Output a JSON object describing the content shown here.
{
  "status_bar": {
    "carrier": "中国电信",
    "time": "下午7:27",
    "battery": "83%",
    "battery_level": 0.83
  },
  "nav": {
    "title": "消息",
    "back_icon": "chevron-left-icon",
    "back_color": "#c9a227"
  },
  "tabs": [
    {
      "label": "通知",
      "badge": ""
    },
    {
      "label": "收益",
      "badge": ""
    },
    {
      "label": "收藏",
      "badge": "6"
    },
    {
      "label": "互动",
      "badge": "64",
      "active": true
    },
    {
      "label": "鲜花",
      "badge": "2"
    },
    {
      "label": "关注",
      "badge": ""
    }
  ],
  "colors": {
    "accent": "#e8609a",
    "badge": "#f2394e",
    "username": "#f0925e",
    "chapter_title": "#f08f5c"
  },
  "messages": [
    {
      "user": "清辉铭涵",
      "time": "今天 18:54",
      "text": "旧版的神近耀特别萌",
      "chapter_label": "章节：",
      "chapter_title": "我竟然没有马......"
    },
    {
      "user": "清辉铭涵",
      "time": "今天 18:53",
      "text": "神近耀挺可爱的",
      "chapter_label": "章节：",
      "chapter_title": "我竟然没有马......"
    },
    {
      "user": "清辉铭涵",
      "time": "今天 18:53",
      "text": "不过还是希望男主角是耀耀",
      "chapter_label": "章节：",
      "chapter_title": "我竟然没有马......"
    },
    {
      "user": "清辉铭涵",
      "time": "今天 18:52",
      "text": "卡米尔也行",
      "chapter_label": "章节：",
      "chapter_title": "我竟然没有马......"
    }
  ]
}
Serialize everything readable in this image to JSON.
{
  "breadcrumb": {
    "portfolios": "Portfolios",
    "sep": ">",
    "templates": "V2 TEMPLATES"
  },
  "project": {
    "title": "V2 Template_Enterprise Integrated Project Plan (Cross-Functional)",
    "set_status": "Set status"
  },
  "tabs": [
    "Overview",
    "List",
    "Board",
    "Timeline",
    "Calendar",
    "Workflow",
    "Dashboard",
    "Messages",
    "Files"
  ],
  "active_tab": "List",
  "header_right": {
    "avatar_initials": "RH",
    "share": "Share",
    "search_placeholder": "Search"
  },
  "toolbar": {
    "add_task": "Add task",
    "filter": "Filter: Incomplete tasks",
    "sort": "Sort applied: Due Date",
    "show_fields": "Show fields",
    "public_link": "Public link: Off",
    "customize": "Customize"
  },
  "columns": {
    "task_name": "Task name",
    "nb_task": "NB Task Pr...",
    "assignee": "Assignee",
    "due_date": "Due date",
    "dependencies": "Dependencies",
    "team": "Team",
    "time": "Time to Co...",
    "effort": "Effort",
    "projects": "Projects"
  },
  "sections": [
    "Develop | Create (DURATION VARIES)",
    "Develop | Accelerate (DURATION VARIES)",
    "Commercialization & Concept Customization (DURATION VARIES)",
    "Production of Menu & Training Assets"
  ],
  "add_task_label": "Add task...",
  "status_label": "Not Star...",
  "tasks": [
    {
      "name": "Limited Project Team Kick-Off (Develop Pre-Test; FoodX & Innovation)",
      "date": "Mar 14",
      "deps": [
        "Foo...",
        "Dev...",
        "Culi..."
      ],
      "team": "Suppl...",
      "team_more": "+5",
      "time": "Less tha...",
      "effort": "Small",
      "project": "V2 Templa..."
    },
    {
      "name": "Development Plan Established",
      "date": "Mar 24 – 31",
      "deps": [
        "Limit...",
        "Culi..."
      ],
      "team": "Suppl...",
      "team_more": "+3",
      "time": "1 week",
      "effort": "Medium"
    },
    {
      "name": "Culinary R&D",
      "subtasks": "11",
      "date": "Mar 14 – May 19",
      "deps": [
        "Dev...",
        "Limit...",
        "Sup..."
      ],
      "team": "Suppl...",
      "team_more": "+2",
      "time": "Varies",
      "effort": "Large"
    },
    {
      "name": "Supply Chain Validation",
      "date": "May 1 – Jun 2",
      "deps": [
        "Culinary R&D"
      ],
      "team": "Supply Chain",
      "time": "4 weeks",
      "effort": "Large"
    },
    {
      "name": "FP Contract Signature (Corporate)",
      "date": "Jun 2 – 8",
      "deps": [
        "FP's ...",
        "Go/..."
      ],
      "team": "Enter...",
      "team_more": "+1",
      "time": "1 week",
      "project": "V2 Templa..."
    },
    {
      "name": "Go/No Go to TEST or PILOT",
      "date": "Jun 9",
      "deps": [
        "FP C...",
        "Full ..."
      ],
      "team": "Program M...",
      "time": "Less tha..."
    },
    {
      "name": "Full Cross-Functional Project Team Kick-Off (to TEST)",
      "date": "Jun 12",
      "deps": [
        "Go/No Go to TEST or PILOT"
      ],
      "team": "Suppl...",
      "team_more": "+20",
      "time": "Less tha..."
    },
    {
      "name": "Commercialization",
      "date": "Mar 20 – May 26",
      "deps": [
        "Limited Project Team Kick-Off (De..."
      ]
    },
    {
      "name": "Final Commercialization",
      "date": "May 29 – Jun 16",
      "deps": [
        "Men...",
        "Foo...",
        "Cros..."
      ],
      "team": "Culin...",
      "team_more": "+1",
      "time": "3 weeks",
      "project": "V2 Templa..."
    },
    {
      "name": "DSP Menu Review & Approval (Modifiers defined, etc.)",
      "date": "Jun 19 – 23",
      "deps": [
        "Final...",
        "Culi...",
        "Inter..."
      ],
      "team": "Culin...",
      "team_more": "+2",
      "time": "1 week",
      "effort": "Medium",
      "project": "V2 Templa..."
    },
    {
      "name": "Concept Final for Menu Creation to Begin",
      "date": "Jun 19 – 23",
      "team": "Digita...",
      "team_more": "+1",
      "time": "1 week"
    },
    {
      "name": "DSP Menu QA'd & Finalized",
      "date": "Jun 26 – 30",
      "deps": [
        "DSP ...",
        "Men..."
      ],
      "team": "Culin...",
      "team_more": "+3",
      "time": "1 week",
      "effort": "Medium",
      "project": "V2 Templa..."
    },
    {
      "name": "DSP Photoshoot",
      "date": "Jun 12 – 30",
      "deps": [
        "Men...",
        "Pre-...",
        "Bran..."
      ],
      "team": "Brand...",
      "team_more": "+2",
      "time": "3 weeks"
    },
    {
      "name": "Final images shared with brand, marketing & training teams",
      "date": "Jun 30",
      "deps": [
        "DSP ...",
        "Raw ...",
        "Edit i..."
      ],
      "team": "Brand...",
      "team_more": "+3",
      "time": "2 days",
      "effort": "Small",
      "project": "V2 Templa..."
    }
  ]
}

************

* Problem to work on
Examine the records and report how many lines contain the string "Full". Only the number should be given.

* Exercise answer
2